» Available data
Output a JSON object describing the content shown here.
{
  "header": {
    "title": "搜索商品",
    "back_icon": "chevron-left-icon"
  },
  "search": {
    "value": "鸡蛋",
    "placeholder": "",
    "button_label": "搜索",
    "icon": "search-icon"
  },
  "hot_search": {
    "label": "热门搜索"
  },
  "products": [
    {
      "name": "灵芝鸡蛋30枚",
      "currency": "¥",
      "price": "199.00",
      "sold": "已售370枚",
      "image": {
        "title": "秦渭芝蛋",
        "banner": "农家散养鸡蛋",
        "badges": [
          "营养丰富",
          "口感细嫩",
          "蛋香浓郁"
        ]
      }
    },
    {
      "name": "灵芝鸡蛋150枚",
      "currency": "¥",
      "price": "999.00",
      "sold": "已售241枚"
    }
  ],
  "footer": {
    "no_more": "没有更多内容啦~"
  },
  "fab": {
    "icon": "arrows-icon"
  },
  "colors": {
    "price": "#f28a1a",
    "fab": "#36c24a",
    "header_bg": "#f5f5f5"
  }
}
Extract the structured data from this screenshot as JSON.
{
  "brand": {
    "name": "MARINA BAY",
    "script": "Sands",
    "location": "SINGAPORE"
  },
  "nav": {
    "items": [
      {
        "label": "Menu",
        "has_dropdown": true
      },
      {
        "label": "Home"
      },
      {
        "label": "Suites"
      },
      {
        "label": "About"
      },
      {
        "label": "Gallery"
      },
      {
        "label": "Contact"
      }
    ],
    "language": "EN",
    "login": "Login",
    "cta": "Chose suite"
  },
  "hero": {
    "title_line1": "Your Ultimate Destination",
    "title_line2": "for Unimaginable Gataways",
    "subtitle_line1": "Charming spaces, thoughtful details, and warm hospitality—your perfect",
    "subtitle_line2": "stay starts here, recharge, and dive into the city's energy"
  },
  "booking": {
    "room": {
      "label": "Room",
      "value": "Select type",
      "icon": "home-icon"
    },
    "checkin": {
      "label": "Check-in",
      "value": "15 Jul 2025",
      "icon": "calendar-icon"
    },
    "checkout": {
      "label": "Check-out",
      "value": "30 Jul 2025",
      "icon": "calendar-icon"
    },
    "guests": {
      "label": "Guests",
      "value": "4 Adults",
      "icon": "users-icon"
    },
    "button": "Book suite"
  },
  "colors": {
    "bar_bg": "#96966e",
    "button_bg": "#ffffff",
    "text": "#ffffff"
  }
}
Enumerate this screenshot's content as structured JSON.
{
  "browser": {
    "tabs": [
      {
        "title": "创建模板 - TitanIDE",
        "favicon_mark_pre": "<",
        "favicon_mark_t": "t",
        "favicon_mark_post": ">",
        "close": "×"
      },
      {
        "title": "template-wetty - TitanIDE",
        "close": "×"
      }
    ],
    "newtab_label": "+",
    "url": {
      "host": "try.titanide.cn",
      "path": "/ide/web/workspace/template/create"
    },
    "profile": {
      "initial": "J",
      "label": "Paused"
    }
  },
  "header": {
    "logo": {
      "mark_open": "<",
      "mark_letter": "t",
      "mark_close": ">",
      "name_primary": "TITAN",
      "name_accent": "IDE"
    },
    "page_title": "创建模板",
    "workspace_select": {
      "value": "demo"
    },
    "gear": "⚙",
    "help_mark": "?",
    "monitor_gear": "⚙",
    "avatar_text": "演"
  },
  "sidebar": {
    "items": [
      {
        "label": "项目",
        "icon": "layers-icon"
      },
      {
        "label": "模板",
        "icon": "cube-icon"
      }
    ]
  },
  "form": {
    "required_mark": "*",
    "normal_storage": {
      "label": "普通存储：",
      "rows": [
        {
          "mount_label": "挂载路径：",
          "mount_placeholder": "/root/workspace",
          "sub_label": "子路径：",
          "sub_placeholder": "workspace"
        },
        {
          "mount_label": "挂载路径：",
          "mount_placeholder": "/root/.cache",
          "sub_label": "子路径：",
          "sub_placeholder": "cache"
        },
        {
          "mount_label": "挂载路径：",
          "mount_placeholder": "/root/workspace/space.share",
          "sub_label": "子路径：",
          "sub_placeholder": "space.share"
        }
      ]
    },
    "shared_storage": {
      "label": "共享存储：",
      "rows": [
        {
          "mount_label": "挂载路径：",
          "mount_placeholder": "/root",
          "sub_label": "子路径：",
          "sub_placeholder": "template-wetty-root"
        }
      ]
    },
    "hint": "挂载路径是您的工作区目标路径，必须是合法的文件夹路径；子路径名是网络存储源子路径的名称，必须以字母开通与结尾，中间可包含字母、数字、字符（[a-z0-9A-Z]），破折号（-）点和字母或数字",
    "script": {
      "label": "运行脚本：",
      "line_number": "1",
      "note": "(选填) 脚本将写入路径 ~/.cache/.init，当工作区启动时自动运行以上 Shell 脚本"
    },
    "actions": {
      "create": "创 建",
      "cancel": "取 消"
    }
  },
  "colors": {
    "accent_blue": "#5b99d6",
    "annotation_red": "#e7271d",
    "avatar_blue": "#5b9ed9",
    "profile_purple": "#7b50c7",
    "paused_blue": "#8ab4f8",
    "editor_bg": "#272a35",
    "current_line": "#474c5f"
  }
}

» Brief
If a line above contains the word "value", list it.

» Result of the exercise
    "value": "鸡蛋",
      "value": "Select type",
      "value": "15 Jul 2025",
      "value": "30 Jul 2025",
      "value": "4 Adults",
      "value": "demo"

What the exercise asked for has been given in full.